My evidence that this is permissable is from AEC guidelines to political parties on how to complete their returns


Check it out for yourself! They even give an example.





The Chain Economy

The Chain Economy

The image that springs to mind when we think of the ‘economy’ is perhaps the most powerful idea in the modern age.

If you are an economically trained policy maker, the image will be a graph of demand and supply.  It is a graph with two lines intersecting, reflecting a natural tendency towards equilibrium.  It tells the story of a self correcting mechanism that self directs towards the best of all possible worlds.

It is interesting that this is the dominant imaginary of the economy, because it doesn’t provide us with a way of thinking about either of the most important economic questions – how do we achieve growth and what is the impact on equality.

The model of demand and supply tells us nothing about growth. It is what is described as ‘allocative statics’, that is assuming technology, labor and  capital are all constant how do we allocate what we have right now in the best way possible. It doesn’t tell us anything about how economic development and growth occur.

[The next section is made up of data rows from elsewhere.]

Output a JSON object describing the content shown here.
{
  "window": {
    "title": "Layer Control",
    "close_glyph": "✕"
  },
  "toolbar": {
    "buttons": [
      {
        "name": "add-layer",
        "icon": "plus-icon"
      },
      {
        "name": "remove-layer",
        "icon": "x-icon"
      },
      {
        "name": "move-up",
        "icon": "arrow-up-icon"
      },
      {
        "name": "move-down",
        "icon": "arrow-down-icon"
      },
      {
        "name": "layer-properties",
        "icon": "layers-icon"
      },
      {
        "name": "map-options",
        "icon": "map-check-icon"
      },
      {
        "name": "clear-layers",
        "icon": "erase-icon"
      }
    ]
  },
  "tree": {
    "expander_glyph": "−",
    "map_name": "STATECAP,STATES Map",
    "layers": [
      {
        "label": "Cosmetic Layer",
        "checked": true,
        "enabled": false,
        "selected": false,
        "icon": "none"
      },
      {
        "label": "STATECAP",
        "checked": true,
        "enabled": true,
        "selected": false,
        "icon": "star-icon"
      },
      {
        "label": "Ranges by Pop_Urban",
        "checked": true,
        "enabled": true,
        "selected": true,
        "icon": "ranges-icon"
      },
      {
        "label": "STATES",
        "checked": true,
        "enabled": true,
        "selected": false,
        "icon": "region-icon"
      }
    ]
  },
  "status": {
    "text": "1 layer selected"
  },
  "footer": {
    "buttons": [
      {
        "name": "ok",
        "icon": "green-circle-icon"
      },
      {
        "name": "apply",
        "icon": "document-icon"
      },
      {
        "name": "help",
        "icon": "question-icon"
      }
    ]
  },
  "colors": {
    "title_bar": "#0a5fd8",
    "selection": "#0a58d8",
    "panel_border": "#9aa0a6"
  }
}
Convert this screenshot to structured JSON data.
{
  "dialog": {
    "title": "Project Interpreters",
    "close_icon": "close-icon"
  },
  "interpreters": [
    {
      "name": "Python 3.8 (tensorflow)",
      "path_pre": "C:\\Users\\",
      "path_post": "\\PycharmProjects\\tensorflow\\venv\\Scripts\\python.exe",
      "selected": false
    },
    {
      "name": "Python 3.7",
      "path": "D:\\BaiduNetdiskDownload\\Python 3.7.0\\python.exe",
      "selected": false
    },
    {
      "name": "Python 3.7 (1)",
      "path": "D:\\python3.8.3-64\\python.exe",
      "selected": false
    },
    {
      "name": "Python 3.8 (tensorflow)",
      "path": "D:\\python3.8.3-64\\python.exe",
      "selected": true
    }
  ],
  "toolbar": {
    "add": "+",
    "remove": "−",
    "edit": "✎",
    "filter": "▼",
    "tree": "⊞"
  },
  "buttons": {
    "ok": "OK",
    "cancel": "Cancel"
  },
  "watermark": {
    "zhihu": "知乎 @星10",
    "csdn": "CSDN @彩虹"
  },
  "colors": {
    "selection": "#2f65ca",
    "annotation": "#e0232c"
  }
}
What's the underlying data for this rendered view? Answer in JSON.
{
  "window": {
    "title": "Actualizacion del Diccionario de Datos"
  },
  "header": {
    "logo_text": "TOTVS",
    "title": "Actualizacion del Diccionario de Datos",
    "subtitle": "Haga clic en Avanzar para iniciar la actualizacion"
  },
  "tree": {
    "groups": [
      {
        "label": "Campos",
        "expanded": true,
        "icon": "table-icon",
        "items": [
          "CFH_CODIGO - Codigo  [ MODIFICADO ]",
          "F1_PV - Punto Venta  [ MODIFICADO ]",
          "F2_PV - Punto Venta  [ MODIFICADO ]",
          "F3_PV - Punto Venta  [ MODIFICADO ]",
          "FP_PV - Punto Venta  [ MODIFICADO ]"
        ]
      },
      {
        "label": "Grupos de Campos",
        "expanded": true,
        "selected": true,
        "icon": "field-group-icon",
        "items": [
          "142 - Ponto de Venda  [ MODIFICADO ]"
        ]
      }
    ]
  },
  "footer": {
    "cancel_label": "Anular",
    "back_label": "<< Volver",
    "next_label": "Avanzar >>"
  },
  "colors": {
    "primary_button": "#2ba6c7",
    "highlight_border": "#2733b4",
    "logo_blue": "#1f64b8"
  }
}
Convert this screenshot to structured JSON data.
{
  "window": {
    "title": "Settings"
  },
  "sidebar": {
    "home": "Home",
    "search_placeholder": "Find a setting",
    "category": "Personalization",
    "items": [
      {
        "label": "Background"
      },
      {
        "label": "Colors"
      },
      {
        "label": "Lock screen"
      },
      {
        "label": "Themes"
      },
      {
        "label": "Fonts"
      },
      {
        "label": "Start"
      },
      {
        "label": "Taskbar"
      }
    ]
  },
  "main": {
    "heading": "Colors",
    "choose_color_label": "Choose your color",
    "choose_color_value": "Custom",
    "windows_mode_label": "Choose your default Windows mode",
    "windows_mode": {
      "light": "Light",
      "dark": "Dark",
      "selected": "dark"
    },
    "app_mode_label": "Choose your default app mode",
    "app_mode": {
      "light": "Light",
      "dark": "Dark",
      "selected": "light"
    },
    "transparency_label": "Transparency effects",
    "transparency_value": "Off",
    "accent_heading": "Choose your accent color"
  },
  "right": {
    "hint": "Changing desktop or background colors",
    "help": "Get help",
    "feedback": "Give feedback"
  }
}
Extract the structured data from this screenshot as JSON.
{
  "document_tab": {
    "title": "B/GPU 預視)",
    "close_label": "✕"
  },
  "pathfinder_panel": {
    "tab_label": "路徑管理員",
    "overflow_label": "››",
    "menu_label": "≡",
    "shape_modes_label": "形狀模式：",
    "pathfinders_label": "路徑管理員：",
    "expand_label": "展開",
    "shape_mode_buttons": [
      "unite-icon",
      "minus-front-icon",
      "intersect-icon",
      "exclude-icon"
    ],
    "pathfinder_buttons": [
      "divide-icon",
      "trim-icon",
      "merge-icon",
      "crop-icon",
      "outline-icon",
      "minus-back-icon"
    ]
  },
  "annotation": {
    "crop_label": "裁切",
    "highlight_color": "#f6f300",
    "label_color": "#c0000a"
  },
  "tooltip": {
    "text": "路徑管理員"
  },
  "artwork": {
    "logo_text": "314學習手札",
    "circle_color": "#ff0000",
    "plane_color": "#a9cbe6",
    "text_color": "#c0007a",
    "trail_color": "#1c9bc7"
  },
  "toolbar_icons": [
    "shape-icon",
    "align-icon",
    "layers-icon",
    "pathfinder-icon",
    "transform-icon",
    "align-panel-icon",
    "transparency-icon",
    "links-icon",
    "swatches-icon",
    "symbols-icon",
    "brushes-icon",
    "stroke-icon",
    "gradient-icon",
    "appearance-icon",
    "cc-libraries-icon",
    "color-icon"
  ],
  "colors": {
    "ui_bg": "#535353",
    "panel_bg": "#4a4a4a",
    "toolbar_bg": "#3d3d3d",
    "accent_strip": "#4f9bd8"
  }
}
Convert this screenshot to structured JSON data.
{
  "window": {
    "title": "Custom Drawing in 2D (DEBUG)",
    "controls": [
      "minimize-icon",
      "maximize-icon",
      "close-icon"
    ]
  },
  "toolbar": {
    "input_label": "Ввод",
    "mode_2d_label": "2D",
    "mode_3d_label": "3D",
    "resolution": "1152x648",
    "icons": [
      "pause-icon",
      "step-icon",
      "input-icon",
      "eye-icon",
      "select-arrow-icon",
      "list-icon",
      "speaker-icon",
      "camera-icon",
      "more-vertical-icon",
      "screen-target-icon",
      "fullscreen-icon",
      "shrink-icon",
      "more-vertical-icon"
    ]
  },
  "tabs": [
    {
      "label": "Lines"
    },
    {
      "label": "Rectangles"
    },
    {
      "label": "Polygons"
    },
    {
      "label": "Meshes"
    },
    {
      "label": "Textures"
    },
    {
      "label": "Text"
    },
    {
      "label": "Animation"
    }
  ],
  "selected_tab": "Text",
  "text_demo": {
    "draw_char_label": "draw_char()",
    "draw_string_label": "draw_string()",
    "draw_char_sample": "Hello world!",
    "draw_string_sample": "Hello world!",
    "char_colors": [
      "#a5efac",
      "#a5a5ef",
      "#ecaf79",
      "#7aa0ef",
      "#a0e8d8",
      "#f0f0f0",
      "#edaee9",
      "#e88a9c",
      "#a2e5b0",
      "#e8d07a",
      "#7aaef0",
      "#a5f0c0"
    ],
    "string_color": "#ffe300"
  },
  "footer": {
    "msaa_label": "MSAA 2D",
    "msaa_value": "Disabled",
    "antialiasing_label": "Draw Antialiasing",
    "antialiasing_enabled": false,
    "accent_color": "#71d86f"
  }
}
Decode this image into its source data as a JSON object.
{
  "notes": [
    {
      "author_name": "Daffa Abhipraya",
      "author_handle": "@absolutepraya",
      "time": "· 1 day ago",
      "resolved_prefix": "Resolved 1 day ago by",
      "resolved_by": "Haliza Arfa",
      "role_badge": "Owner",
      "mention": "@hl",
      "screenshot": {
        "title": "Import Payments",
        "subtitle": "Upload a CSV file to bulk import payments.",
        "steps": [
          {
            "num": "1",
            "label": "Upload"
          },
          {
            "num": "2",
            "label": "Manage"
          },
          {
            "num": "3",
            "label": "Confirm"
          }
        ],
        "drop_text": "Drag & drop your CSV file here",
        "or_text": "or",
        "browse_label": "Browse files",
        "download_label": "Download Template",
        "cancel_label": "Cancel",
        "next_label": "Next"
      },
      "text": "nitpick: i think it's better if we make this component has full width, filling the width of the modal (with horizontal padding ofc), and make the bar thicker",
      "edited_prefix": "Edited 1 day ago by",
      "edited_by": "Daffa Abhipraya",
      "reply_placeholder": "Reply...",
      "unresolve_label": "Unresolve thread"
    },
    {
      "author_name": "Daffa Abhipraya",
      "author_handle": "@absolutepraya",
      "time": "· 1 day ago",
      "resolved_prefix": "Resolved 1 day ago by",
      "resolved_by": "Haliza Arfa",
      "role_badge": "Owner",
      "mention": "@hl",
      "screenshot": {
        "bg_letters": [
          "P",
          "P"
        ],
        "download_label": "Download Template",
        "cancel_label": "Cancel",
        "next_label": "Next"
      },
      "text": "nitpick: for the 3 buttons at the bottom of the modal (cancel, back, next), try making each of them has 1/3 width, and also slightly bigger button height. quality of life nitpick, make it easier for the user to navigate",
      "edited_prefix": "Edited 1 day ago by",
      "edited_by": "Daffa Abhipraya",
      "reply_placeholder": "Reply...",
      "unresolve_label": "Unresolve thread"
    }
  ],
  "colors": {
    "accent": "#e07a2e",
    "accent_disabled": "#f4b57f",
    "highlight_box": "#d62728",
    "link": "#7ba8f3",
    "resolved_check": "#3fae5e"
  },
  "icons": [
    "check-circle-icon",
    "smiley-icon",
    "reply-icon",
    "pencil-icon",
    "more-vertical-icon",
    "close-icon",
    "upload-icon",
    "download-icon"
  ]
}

It also doesn’t tell us anything about equality. The demand and supply curve aggregate individual choices in a way that assumes we are all the same, and which makes it impossible to separate different social groups.

To address either of these major economic questions, we have to move away from our dominant imaginary of the economy and develop entirely separate models and tools that have nothing to do with our central image.

Recently I was asked to give a first year lecture on the global economy and introduce students to ideas of economic growth, inequality, the political struggles over economic models and the impacts of globalisation. It was an immense brief and not one that you could give using the usual models.

I looked for a unifying image of the economy that I could set up and hang all of these issues on.  The image that I settled upon was the production chain.

I explained Adam Smith’s original ideas about economic growth springing from the gains of specialisation.  I explained how being a jack of all trades that made our own houses, sewed our own clothes and grew our own food made for a pretty poor standard of living.

However, by specializing we were able to develop skills and tools that made us much more efficient at a much narrower task. We could then use our surplus produce to trade with others who were also specialized, increasing our combined total wealth.

I explained how the process of economic development was a process of specialization and  lengthening production chains. It began with cottage industries, grew into the early factories, and today is made up of global value chains that employ thousands and reach around the globe.

Using this image we were able to talk about equality as the distribution of wealth along the chains. Wealth was created by this process of specialisation, but it has been hotly contested where that wealth should manifest along the chain. We could talk about Marxism, unions, and the long political struggles about how the wealth should be distributed.

We could talk about the growth of the welfare state and the century long political struggles that saw the chains regulated to create minimum wages, OH&S and environmental sustainability.

We were also able to talk about globalization, and how as the chains began to cross international borders, democratic governments lost the ability to dictate the rules on the chains. How the victories achieved began to be eroded as governments competed to keep as much production in their own countries as possible.


Thinking about the economy in terms of chains not only offers a way of connecting up how we think about the major policy challenges facing us, it also invites us to think about a whole range of new questions.

More on that next time.